<<<<
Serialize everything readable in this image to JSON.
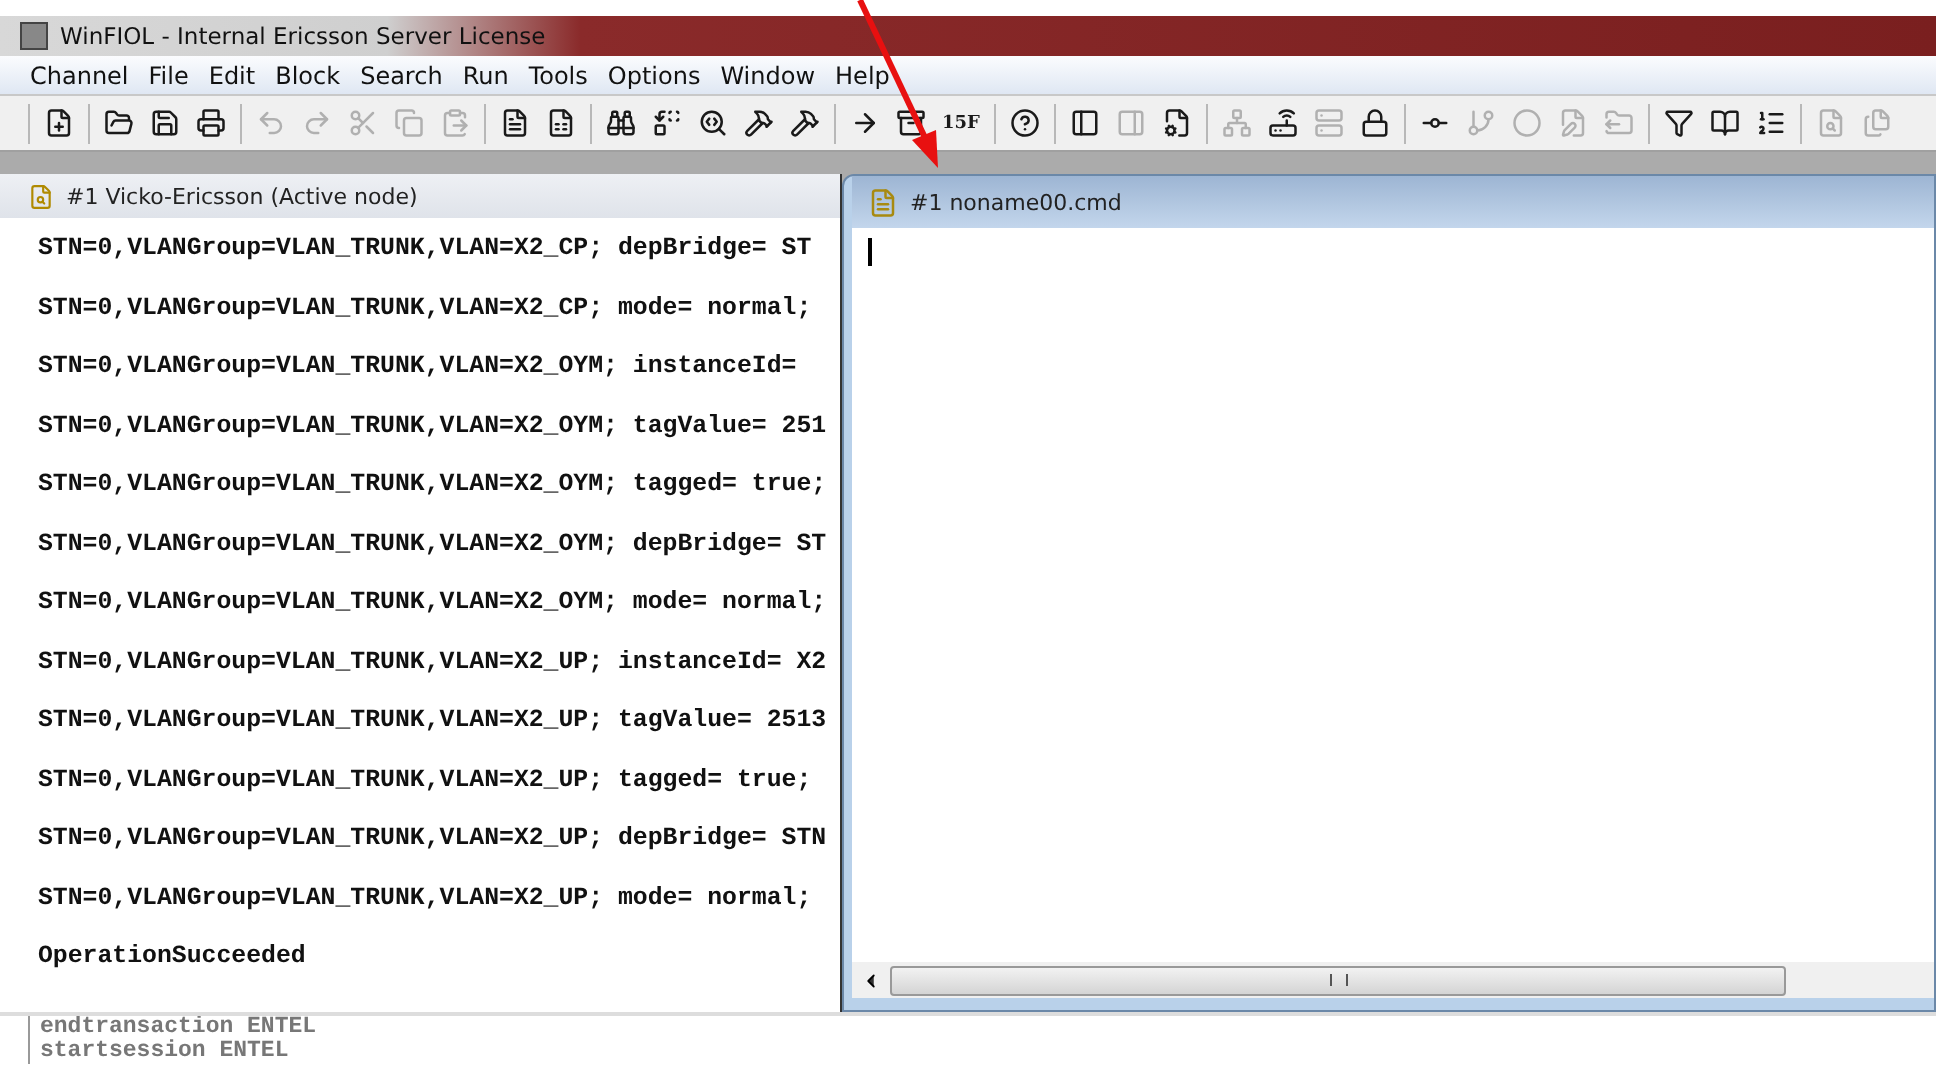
{
  "window": {
    "title": "WinFIOL - Internal Ericsson Server License"
  },
  "menu": [
    "Channel",
    "File",
    "Edit",
    "Block",
    "Search",
    "Run",
    "Tools",
    "Options",
    "Window",
    "Help"
  ],
  "toolbar": [
    [
      {
        "kind": "icon",
        "disabled": false
      }
    ],
    [
      {
        "kind": "icon",
        "disabled": false
      },
      {
        "kind": "icon",
        "disabled": false
      },
      {
        "kind": "icon",
        "disabled": false
      }
    ],
    [
      {
        "kind": "icon",
        "disabled": true
      },
      {
        "kind": "icon",
        "disabled": true
      },
      {
        "kind": "icon",
        "disabled": true
      },
      {
        "kind": "icon",
        "disabled": true
      },
      {
        "kind": "icon",
        "disabled": true
      }
    ],
    [
      {
        "kind": "icon",
        "disabled": false
      },
      {
        "kind": "icon",
        "disabled": false
      }
    ],
    [
      {
        "kind": "icon",
        "disabled": false
      },
      {
        "kind": "icon",
        "disabled": false
      },
      {
        "kind": "icon",
        "disabled": false
      },
      {
        "kind": "icon",
        "disabled": false
      },
      {
        "kind": "icon",
        "disabled": false
      }
    ],
    [
      {
        "kind": "icon",
        "disabled": false
      },
      {
        "kind": "icon",
        "disabled": false
      },
      {
        "kind": "label",
        "text": "15F",
        "disabled": false
      }
    ],
    [
      {
        "kind": "icon",
        "disabled": false
      }
    ],
    [
      {
        "kind": "icon",
        "disabled": false
      },
      {
        "kind": "icon",
        "disabled": true
      },
      {
        "kind": "icon",
        "disabled": false
      }
    ],
    [
      {
        "kind": "icon",
        "disabled": true
      },
      {
        "kind": "icon",
        "disabled": false
      },
      {
        "kind": "icon",
        "disabled": true
      },
      {
        "kind": "icon",
        "disabled": false
      }
    ],
    [
      {
        "kind": "icon",
        "disabled": false
      },
      {
        "kind": "icon",
        "disabled": true
      },
      {
        "kind": "icon",
        "disabled": true
      },
      {
        "kind": "icon",
        "disabled": true
      },
      {
        "kind": "icon",
        "disabled": true
      }
    ],
    [
      {
        "kind": "icon",
        "disabled": false
      },
      {
        "kind": "icon",
        "disabled": false
      },
      {
        "kind": "icon",
        "disabled": false
      }
    ],
    [
      {
        "kind": "icon",
        "disabled": true
      },
      {
        "kind": "icon",
        "disabled": true
      }
    ]
  ],
  "node_window": {
    "title": "#1 Vicko-Ericsson (Active node)",
    "lines": [
      "STN=0,VLANGroup=VLAN_TRUNK,VLAN=X2_CP; depBridge= ST",
      "STN=0,VLANGroup=VLAN_TRUNK,VLAN=X2_CP; mode= normal;",
      "STN=0,VLANGroup=VLAN_TRUNK,VLAN=X2_OYM; instanceId=",
      "STN=0,VLANGroup=VLAN_TRUNK,VLAN=X2_OYM; tagValue= 251",
      "STN=0,VLANGroup=VLAN_TRUNK,VLAN=X2_OYM; tagged= true;",
      "STN=0,VLANGroup=VLAN_TRUNK,VLAN=X2_OYM; depBridge= ST",
      "STN=0,VLANGroup=VLAN_TRUNK,VLAN=X2_OYM; mode= normal;",
      "STN=0,VLANGroup=VLAN_TRUNK,VLAN=X2_UP; instanceId= X2",
      "STN=0,VLANGroup=VLAN_TRUNK,VLAN=X2_UP; tagValue= 2513",
      "STN=0,VLANGroup=VLAN_TRUNK,VLAN=X2_UP; tagged= true;",
      "STN=0,VLANGroup=VLAN_TRUNK,VLAN=X2_UP; depBridge= STN",
      "STN=0,VLANGroup=VLAN_TRUNK,VLAN=X2_UP; mode= normal;",
      "OperationSucceeded"
    ]
  },
  "editor_window": {
    "title": "#1 noname00.cmd"
  },
  "log": [
    "endtransaction ENTEL",
    "startsession ENTEL"
  ]
}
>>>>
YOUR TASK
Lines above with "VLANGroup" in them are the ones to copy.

RESPONSE
      "STN=0,VLANGroup=VLAN_TRUNK,VLAN=X2_CP; depBridge= ST",
      "STN=0,VLANGroup=VLAN_TRUNK,VLAN=X2_CP; mode= normal;",
      "STN=0,VLANGroup=VLAN_TRUNK,VLAN=X2_OYM; instanceId=",
      "STN=0,VLANGroup=VLAN_TRUNK,VLAN=X2_OYM; tagValue= 251",
      "STN=0,VLANGroup=VLAN_TRUNK,VLAN=X2_OYM; tagged= true;",
      "STN=0,VLANGroup=VLAN_TRUNK,VLAN=X2_OYM; depBridge= ST",
      "STN=0,VLANGroup=VLAN_TRUNK,VLAN=X2_OYM; mode= normal;",
      "STN=0,VLANGroup=VLAN_TRUNK,VLAN=X2_UP; instanceId= X2",
      "STN=0,VLANGroup=VLAN_TRUNK,VLAN=X2_UP; tagValue= 2513",
      "STN=0,VLANGroup=VLAN_TRUNK,VLAN=X2_UP; tagged= true;",
      "STN=0,VLANGroup=VLAN_TRUNK,VLAN=X2_UP; depBridge= STN",
      "STN=0,VLANGroup=VLAN_TRUNK,VLAN=X2_UP; mode= normal;",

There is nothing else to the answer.